-- Assigned task --
Every record shown below should be duplicated exactly.

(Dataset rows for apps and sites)
###

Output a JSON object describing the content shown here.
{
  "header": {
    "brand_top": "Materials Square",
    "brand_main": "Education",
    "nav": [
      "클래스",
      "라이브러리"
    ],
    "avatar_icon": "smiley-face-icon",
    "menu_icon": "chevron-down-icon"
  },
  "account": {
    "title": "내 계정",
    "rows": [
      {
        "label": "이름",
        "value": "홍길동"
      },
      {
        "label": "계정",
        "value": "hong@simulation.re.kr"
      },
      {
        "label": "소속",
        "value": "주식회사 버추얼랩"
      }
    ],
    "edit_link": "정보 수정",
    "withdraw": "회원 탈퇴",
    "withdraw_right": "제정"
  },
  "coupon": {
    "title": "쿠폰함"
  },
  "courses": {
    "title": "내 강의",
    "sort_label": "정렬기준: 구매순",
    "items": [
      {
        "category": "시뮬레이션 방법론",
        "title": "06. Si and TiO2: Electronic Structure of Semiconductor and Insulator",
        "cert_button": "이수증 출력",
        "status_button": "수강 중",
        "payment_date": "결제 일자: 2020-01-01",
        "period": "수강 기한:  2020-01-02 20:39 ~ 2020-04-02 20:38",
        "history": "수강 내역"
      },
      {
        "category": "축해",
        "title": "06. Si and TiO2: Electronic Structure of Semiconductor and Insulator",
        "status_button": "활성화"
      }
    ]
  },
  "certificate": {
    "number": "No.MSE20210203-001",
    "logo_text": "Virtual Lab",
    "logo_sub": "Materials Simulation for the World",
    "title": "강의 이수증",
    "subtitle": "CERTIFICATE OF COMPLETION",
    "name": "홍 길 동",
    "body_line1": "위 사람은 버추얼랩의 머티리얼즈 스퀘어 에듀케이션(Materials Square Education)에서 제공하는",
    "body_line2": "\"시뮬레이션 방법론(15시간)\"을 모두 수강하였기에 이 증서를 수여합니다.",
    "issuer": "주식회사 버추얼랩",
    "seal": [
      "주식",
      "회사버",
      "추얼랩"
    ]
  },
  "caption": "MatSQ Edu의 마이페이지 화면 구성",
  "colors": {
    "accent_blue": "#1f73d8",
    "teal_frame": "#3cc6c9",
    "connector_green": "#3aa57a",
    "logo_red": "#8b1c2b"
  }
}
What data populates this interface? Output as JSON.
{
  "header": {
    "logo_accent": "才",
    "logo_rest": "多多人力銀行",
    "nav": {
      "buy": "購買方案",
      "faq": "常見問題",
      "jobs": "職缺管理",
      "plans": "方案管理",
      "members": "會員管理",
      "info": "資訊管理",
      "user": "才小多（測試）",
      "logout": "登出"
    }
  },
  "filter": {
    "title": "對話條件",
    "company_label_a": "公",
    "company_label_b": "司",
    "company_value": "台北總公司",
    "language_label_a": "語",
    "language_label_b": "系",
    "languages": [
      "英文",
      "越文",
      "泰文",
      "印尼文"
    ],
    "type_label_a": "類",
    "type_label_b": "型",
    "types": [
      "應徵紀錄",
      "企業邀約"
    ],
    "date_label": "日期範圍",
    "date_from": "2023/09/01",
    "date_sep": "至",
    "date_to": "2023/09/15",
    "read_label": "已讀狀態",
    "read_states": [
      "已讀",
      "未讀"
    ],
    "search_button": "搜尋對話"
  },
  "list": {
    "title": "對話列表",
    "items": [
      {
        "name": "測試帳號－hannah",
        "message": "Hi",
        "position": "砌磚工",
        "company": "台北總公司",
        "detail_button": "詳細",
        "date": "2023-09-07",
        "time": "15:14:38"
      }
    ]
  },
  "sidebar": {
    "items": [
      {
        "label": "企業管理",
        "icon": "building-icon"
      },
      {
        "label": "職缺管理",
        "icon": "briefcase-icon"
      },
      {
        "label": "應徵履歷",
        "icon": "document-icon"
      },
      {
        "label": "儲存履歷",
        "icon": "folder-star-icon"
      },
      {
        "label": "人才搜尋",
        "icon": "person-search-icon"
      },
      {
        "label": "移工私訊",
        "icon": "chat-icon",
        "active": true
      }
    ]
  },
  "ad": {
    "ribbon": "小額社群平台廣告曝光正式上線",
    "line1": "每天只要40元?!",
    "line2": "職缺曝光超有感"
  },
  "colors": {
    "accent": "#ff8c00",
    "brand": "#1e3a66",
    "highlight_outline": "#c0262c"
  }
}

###

-- Output for this task --
Output a JSON object describing the content shown here.
{
  "header": {
    "brand_top": "Materials Square",
    "brand_main": "Education",
    "nav": [
      "클래스",
      "라이브러리"
    ],
    "avatar_icon": "smiley-face-icon",
    "menu_icon": "chevron-down-icon"
  },
  "account": {
    "title": "내 계정",
    "rows": [
      {
        "label": "이름",
        "value": "홍길동"
      },
      {
        "label": "계정",
        "value": "hong@simulation.re.kr"
      },
      {
        "label": "소속",
        "value": "주식회사 버추얼랩"
      }
    ],
    "edit_link": "정보 수정",
    "withdraw": "회원 탈퇴",
    "withdraw_right": "제정"
  },
  "coupon": {
    "title": "쿠폰함"
  },
  "courses": {
    "title": "내 강의",
    "sort_label": "정렬기준: 구매순",
    "items": [
      {
        "category": "시뮬레이션 방법론",
        "title": "06. Si and TiO2: Electronic Structure of Semiconductor and Insulator",
        "cert_button": "이수증 출력",
        "status_button": "수강 중",
        "payment_date": "결제 일자: 2020-01-01",
        "period": "수강 기한:  2020-01-02 20:39 ~ 2020-04-02 20:38",
        "history": "수강 내역"
      },
      {
        "category": "축해",
        "title": "06. Si and TiO2: Electronic Structure of Semiconductor and Insulator",
        "status_button": "활성화"
      }
    ]
  },
  "certificate": {
    "number": "No.MSE20210203-001",
    "logo_text": "Virtual Lab",
    "logo_sub": "Materials Simulation for the World",
    "title": "강의 이수증",
    "subtitle": "CERTIFICATE OF COMPLETION",
    "name": "홍 길 동",
    "body_line1": "위 사람은 버추얼랩의 머티리얼즈 스퀘어 에듀케이션(Materials Square Education)에서 제공하는",
    "body_line2": "\"시뮬레이션 방법론(15시간)\"을 모두 수강하였기에 이 증서를 수여합니다.",
    "issuer": "주식회사 버추얼랩",
    "seal": [
      "주식",
      "회사버",
      "추얼랩"
    ]
  },
  "caption": "MatSQ Edu의 마이페이지 화면 구성",
  "colors": {
    "accent_blue": "#1f73d8",
    "teal_frame": "#3cc6c9",
    "connector_green": "#3aa57a",
    "logo_red": "#8b1c2b"
  }
}
What data populates this interface? Output as JSON.
{
  "header": {
    "logo_accent": "才",
    "logo_rest": "多多人力銀行",
    "nav": {
      "buy": "購買方案",
      "faq": "常見問題",
      "jobs": "職缺管理",
      "plans": "方案管理",
      "members": "會員管理",
      "info": "資訊管理",
      "user": "才小多（測試）",
      "logout": "登出"
    }
  },
  "filter": {
    "title": "對話條件",
    "company_label_a": "公",
    "company_label_b": "司",
    "company_value": "台北總公司",
    "language_label_a": "語",
    "language_label_b": "系",
    "languages": [
      "英文",
      "越文",
      "泰文",
      "印尼文"
    ],
    "type_label_a": "類",
    "type_label_b": "型",
    "types": [
      "應徵紀錄",
      "企業邀約"
    ],
    "date_label": "日期範圍",
    "date_from": "2023/09/01",
    "date_sep": "至",
    "date_to": "2023/09/15",
    "read_label": "已讀狀態",
    "read_states": [
      "已讀",
      "未讀"
    ],
    "search_button": "搜尋對話"
  },
  "list": {
    "title": "對話列表",
    "items": [
      {
        "name": "測試帳號－hannah",
        "message": "Hi",
        "position": "砌磚工",
        "company": "台北總公司",
        "detail_button": "詳細",
        "date": "2023-09-07",
        "time": "15:14:38"
      }
    ]
  },
  "sidebar": {
    "items": [
      {
        "label": "企業管理",
        "icon": "building-icon"
      },
      {
        "label": "職缺管理",
        "icon": "briefcase-icon"
      },
      {
        "label": "應徵履歷",
        "icon": "document-icon"
      },
      {
        "label": "儲存履歷",
        "icon": "folder-star-icon"
      },
      {
        "label": "人才搜尋",
        "icon": "person-search-icon"
      },
      {
        "label": "移工私訊",
        "icon": "chat-icon",
        "active": true
      }
    ]
  },
  "ad": {
    "ribbon": "小額社群平台廣告曝光正式上線",
    "line1": "每天只要40元?!",
    "line2": "職缺曝光超有感"
  },
  "colors": {
    "accent": "#ff8c00",
    "brand": "#1e3a66",
    "highlight_outline": "#c0262c"
  }
}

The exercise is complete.